A unique approach

Notwithstanding that ESG rating isn’t yet a hard science, asset managers often cling to rankings offered up by agencies that specialise in ESG criteria when it comes to building corporate bond portfolios.

We believe a more flexible and nuanced approach is likely to reap bigger rewards – as the evolution of socially responsible investing (SRI) has shown.

SRI investors who take a rigid, exclusionary approach to investing, based solely on moral or ethical considerations, frequently find this comes at the cost of performance. In part, that’s because – like it or not – some sectors are critical to the wider functioning of the economy. We may not like the environmental side-effects of the oil industry, but for now, without it, most people in the world would be much worse off. And it’s important to note that some oil producers take ESG very seriously, engaging with their critics and making significant improvements in their carbon footprints.

By the same token, it is rational to exclude sectors – and we do – that, on the whole, are not essential for an economy’s well-being and that carry with them seriously negative externalities, such as defence, gaming, adult entertainment, alcohol and tobacco.

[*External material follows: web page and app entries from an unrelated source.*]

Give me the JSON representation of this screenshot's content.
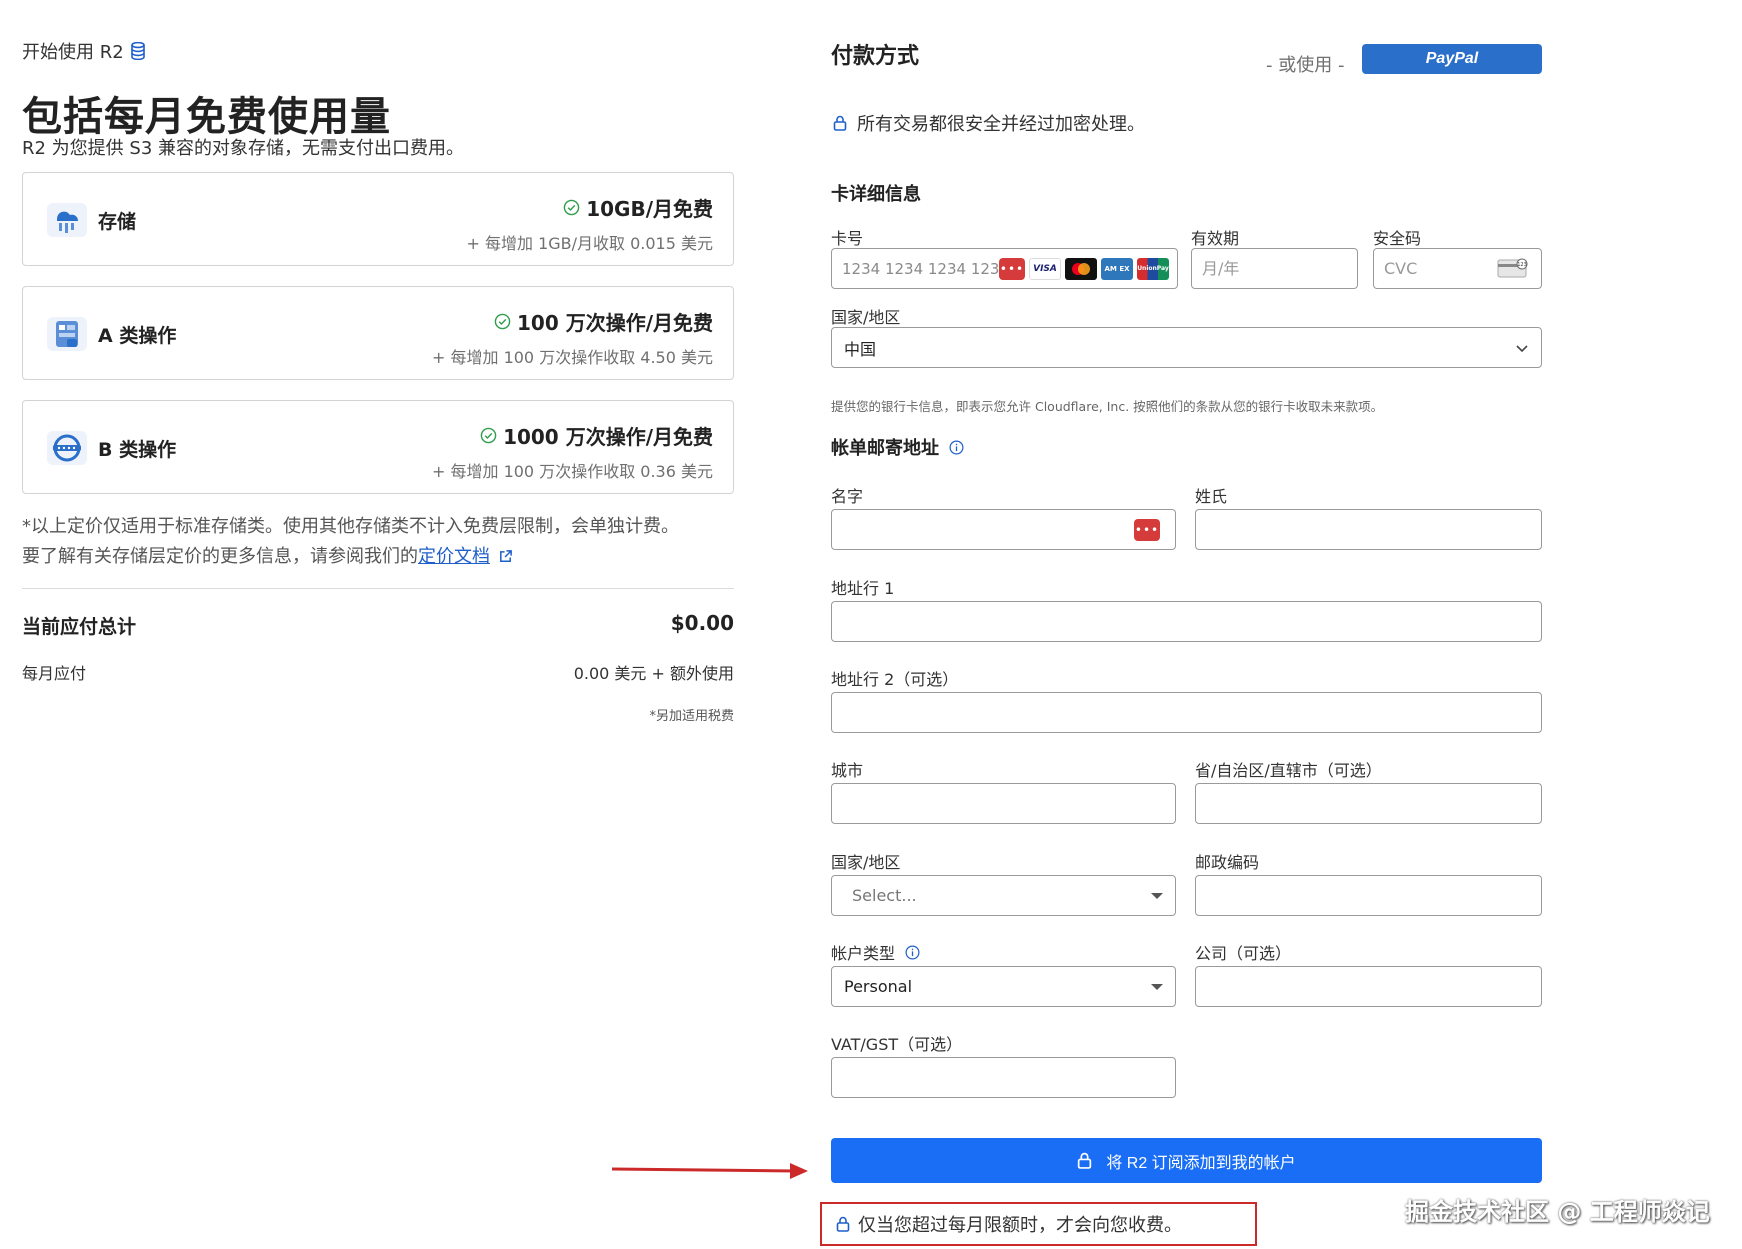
{
  "left": {
    "breadcrumb": "开始使用 R2",
    "title": "包括每月免费使用量",
    "subtitle": "R2 为您提供 S3 兼容的对象存储，无需支付出口费用。",
    "cards": [
      {
        "name": "存储",
        "free": "10GB/月免费",
        "extra": "+ 每增加 1GB/月收取 0.015 美元"
      },
      {
        "name": "A 类操作",
        "free": "100 万次操作/月免费",
        "extra": "+ 每增加 100 万次操作收取 4.50 美元"
      },
      {
        "name": "B 类操作",
        "free": "1000 万次操作/月免费",
        "extra": "+ 每增加 100 万次操作收取 0.36 美元"
      }
    ],
    "note_line1": "*以上定价仅适用于标准存储类。使用其他存储类不计入免费层限制，会单独计费。",
    "note_line2_prefix": "要了解有关存储层定价的更多信息，请参阅我们的",
    "note_link": "定价文档",
    "total_label": "当前应付总计",
    "total_value": "$0.00",
    "monthly_label": "每月应付",
    "monthly_value": "0.00 美元 + 额外使用",
    "tax_note": "*另加适用税费"
  },
  "right": {
    "title": "付款方式",
    "or_use": "- 或使用 -",
    "paypal_label": "PayPal",
    "secure_text": "所有交易都很安全并经过加密处理。",
    "card_section": "卡详细信息",
    "card_number_label": "卡号",
    "card_number_placeholder": "1234 1234 1234 1234",
    "expiry_label": "有效期",
    "expiry_placeholder": "月/年",
    "cvc_label": "安全码",
    "cvc_placeholder": "CVC",
    "country_label": "国家/地区",
    "country_value": "中国",
    "disclaimer": "提供您的银行卡信息，即表示您允许 Cloudflare, Inc. 按照他们的条款从您的银行卡收取未来款项。",
    "billing_section": "帐单邮寄地址",
    "first_name_label": "名字",
    "last_name_label": "姓氏",
    "address1_label": "地址行 1",
    "address2_label": "地址行 2（可选）",
    "city_label": "城市",
    "province_label": "省/自治区/直辖市（可选）",
    "country2_label": "国家/地区",
    "country2_placeholder": "Select...",
    "postal_label": "邮政编码",
    "account_type_label": "帐户类型",
    "account_type_value": "Personal",
    "company_label": "公司（可选）",
    "vat_label": "VAT/GST（可选）",
    "submit_label": "将 R2 订阅添加到我的帐户",
    "bottom_note": "仅当您超过每月限额时，才会向您收费。"
  },
  "brands": {
    "visa": "VISA",
    "amex": "AM EX",
    "unionpay": "UnionPay",
    "keypass": "•••"
  },
  "watermark": "掘金技术社区 @ 工程师焱记",
  "colors": {
    "primary": "#1a6ef5",
    "paypal": "#2a6fc9",
    "highlight": "#cc2a2a",
    "link": "#1f5fc9",
    "success": "#2e9e4a"
  }
}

profiling esg

Key Pictet Asset Managment ESG performance indicators by sector

ESG performance indicators by sector

Source: Pictet Asset Management

So our approach is to continue to invest in critical, if flawed, industries but, within these, to select the companies that have the best fundamentals across financial and ESG-related dimensions. Financial sustainability, strong balance sheets and management's ability to negotiate technological disruption all matter. But they also go hand in hand with corporate governance, environmental and social standards.

Increasingly, we see ESG not only as a way of managing downside risks, but as a means to pick corporate winners: those with the most resilient and, ultimately, most profitable businesses.

Our credit analysts, well accustomed to reconciling financial statements with ESG considerations, are at the heart of our investment process. They are best positioned to react quickly to news, helping to steer our investment teams.

The investment managers themselves take a pure bottom-up approach. They’re not tied to a benchmark and thus aren’t overly influenced by top-down macro trends that tend to distract from corporate fundamentals like their ESG performance – the corporate body language that gives a deeper insight than balance sheets alone can offer.

Nuance matters

But just as some financial indicators are more relevant to some industries, the same holds for ESG criteria. So while environmental considerations are paramount for oil companies, they’re far less important for financials firms, where governance and social factors are likely to incur much higher risks.

Ultimately, ESG investing only works if it helps to allocate capital to the companies that are likely to thrive over the long run. Robust governance, sensitivity and diligence in pursuing good environmental and social practices may be hard to quantify, and thus seem to be “soft” factors, but they are critical to how sustainable a company’s business model proves to be.

ESG investing isn’t just a matter of moral goodness, but increasingly it’s a fiduciary duty. ESG criteria offer insights into a company’s prospects that corporate accounts alone can’t. For anyone investing in corporate bonds, ESG should be at the heart of the search for tomorrow’s winners.